## Problem to solve
Please retype every entry, keeping each one exactly as written.

## Available data
──────
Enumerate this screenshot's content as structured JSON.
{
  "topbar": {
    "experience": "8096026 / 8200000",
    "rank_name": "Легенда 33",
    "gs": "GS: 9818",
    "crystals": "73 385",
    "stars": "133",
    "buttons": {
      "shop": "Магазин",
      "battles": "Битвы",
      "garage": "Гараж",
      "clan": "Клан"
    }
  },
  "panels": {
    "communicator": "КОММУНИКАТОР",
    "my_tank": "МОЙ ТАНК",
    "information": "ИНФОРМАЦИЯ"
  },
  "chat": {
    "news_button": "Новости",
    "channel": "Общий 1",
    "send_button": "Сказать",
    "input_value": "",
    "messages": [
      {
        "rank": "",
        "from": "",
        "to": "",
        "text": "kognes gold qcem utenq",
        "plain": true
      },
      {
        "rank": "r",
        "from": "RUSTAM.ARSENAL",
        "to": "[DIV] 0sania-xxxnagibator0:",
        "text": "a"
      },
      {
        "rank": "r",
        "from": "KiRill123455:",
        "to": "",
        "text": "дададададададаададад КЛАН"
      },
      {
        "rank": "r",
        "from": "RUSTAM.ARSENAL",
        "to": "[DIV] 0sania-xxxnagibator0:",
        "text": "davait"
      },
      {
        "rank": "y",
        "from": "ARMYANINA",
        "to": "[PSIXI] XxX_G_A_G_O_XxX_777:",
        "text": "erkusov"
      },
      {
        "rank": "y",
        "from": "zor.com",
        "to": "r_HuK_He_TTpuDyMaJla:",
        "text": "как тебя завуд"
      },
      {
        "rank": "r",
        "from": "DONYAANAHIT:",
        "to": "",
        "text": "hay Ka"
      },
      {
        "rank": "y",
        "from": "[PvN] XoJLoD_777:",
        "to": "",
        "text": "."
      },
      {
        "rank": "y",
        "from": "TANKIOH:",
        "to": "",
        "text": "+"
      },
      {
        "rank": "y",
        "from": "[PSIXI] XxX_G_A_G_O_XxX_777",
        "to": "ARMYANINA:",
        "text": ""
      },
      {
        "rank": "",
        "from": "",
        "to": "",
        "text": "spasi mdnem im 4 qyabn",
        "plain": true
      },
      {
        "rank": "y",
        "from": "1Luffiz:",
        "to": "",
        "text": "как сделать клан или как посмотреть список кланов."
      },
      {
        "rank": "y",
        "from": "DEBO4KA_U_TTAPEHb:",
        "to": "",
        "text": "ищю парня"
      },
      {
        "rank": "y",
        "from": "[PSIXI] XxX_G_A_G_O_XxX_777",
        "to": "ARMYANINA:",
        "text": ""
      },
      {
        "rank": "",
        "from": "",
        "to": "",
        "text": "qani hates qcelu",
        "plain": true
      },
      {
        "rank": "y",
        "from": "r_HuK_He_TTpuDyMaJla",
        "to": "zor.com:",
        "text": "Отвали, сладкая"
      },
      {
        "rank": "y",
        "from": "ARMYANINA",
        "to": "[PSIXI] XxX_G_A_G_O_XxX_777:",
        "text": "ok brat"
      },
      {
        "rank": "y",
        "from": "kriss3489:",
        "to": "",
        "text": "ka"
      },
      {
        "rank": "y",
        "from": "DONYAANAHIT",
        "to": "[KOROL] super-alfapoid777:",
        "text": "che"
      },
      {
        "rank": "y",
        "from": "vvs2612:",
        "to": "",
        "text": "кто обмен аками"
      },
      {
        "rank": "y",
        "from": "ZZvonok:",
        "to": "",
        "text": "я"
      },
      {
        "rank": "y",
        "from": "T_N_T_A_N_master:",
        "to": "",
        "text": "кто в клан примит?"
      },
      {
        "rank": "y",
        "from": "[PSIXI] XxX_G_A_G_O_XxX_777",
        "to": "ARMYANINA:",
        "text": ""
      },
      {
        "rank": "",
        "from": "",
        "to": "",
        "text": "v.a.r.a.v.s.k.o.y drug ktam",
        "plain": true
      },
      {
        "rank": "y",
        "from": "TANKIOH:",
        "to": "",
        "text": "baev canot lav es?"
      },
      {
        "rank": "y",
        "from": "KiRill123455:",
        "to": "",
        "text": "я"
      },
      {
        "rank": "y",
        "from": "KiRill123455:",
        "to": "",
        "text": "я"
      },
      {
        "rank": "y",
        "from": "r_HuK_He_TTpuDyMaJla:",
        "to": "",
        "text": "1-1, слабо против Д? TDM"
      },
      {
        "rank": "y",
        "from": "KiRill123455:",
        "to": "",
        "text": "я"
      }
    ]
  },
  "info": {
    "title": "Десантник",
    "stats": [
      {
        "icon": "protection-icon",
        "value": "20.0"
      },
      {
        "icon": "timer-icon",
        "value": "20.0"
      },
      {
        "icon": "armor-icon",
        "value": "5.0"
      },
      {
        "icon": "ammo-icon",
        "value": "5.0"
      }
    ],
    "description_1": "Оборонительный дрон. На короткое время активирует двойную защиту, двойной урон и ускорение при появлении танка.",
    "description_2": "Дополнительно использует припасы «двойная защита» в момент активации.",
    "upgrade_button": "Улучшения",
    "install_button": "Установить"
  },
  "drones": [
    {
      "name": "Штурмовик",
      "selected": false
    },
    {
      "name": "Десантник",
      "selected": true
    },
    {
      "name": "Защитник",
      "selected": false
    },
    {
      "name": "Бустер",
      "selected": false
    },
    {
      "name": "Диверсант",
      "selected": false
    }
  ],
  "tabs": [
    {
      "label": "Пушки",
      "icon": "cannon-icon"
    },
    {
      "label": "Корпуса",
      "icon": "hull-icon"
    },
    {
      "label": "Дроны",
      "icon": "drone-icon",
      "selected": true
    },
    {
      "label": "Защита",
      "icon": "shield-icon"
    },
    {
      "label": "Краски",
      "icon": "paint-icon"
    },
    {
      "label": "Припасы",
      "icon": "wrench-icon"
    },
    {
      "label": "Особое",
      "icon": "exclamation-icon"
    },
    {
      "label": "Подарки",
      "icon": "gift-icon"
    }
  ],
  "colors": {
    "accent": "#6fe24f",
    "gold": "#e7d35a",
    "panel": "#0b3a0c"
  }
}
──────
## Expected answer
Enumerate this screenshot's content as structured JSON.
{
  "topbar": {
    "experience": "8096026 / 8200000",
    "rank_name": "Легенда 33",
    "gs": "GS: 9818",
    "crystals": "73 385",
    "stars": "133",
    "buttons": {
      "shop": "Магазин",
      "battles": "Битвы",
      "garage": "Гараж",
      "clan": "Клан"
    }
  },
  "panels": {
    "communicator": "КОММУНИКАТОР",
    "my_tank": "МОЙ ТАНК",
    "information": "ИНФОРМАЦИЯ"
  },
  "chat": {
    "news_button": "Новости",
    "channel": "Общий 1",
    "send_button": "Сказать",
    "input_value": "",
    "messages": [
      {
        "rank": "",
        "from": "",
        "to": "",
        "text": "kognes gold qcem utenq",
        "plain": true
      },
      {
        "rank": "r",
        "from": "RUSTAM.ARSENAL",
        "to": "[DIV] 0sania-xxxnagibator0:",
        "text": "a"
      },
      {
        "rank": "r",
        "from": "KiRill123455:",
        "to": "",
        "text": "дададададададаададад КЛАН"
      },
      {
        "rank": "r",
        "from": "RUSTAM.ARSENAL",
        "to": "[DIV] 0sania-xxxnagibator0:",
        "text": "davait"
      },
      {
        "rank": "y",
        "from": "ARMYANINA",
        "to": "[PSIXI] XxX_G_A_G_O_XxX_777:",
        "text": "erkusov"
      },
      {
        "rank": "y",
        "from": "zor.com",
        "to": "r_HuK_He_TTpuDyMaJla:",
        "text": "как тебя завуд"
      },
      {
        "rank": "r",
        "from": "DONYAANAHIT:",
        "to": "",
        "text": "hay Ka"
      },
      {
        "rank": "y",
        "from": "[PvN] XoJLoD_777:",
        "to": "",
        "text": "."
      },
      {
        "rank": "y",
        "from": "TANKIOH:",
        "to": "",
        "text": "+"
      },
      {
        "rank": "y",
        "from": "[PSIXI] XxX_G_A_G_O_XxX_777",
        "to": "ARMYANINA:",
        "text": ""
      },
      {
        "rank": "",
        "from": "",
        "to": "",
        "text": "spasi mdnem im 4 qyabn",
        "plain": true
      },
      {
        "rank": "y",
        "from": "1Luffiz:",
        "to": "",
        "text": "как сделать клан или как посмотреть список кланов."
      },
      {
        "rank": "y",
        "from": "DEBO4KA_U_TTAPEHb:",
        "to": "",
        "text": "ищю парня"
      },
      {
        "rank": "y",
        "from": "[PSIXI] XxX_G_A_G_O_XxX_777",
        "to": "ARMYANINA:",
        "text": ""
      },
      {
        "rank": "",
        "from": "",
        "to": "",
        "text": "qani hates qcelu",
        "plain": true
      },
      {
        "rank": "y",
        "from": "r_HuK_He_TTpuDyMaJla",
        "to": "zor.com:",
        "text": "Отвали, сладкая"
      },
      {
        "rank": "y",
        "from": "ARMYANINA",
        "to": "[PSIXI] XxX_G_A_G_O_XxX_777:",
        "text": "ok brat"
      },
      {
        "rank": "y",
        "from": "kriss3489:",
        "to": "",
        "text": "ka"
      },
      {
        "rank": "y",
        "from": "DONYAANAHIT",
        "to": "[KOROL] super-alfapoid777:",
        "text": "che"
      },
      {
        "rank": "y",
        "from": "vvs2612:",
        "to": "",
        "text": "кто обмен аками"
      },
      {
        "rank": "y",
        "from": "ZZvonok:",
        "to": "",
        "text": "я"
      },
      {
        "rank": "y",
        "from": "T_N_T_A_N_master:",
        "to": "",
        "text": "кто в клан примит?"
      },
      {
        "rank": "y",
        "from": "[PSIXI] XxX_G_A_G_O_XxX_777",
        "to": "ARMYANINA:",
        "text": ""
      },
      {
        "rank": "",
        "from": "",
        "to": "",
        "text": "v.a.r.a.v.s.k.o.y drug ktam",
        "plain": true
      },
      {
        "rank": "y",
        "from": "TANKIOH:",
        "to": "",
        "text": "baev canot lav es?"
      },
      {
        "rank": "y",
        "from": "KiRill123455:",
        "to": "",
        "text": "я"
      },
      {
        "rank": "y",
        "from": "KiRill123455:",
        "to": "",
        "text": "я"
      },
      {
        "rank": "y",
        "from": "r_HuK_He_TTpuDyMaJla:",
        "to": "",
        "text": "1-1, слабо против Д? TDM"
      },
      {
        "rank": "y",
        "from": "KiRill123455:",
        "to": "",
        "text": "я"
      }
    ]
  },
  "info": {
    "title": "Десантник",
    "stats": [
      {
        "icon": "protection-icon",
        "value": "20.0"
      },
      {
        "icon": "timer-icon",
        "value": "20.0"
      },
      {
        "icon": "armor-icon",
        "value": "5.0"
      },
      {
        "icon": "ammo-icon",
        "value": "5.0"
      }
    ],
    "description_1": "Оборонительный дрон. На короткое время активирует двойную защиту, двойной урон и ускорение при появлении танка.",
    "description_2": "Дополнительно использует припасы «двойная защита» в момент активации.",
    "upgrade_button": "Улучшения",
    "install_button": "Установить"
  },
  "drones": [
    {
      "name": "Штурмовик",
      "selected": false
    },
    {
      "name": "Десантник",
      "selected": true
    },
    {
      "name": "Защитник",
      "selected": false
    },
    {
      "name": "Бустер",
      "selected": false
    },
    {
      "name": "Диверсант",
      "selected": false
    }
  ],
  "tabs": [
    {
      "label": "Пушки",
      "icon": "cannon-icon"
    },
    {
      "label": "Корпуса",
      "icon": "hull-icon"
    },
    {
      "label": "Дроны",
      "icon": "drone-icon",
      "selected": true
    },
    {
      "label": "Защита",
      "icon": "shield-icon"
    },
    {
      "label": "Краски",
      "icon": "paint-icon"
    },
    {
      "label": "Припасы",
      "icon": "wrench-icon"
    },
    {
      "label": "Особое",
      "icon": "exclamation-icon"
    },
    {
      "label": "Подарки",
      "icon": "gift-icon"
    }
  ],
  "colors": {
    "accent": "#6fe24f",
    "gold": "#e7d35a",
    "panel": "#0b3a0c"
  }
}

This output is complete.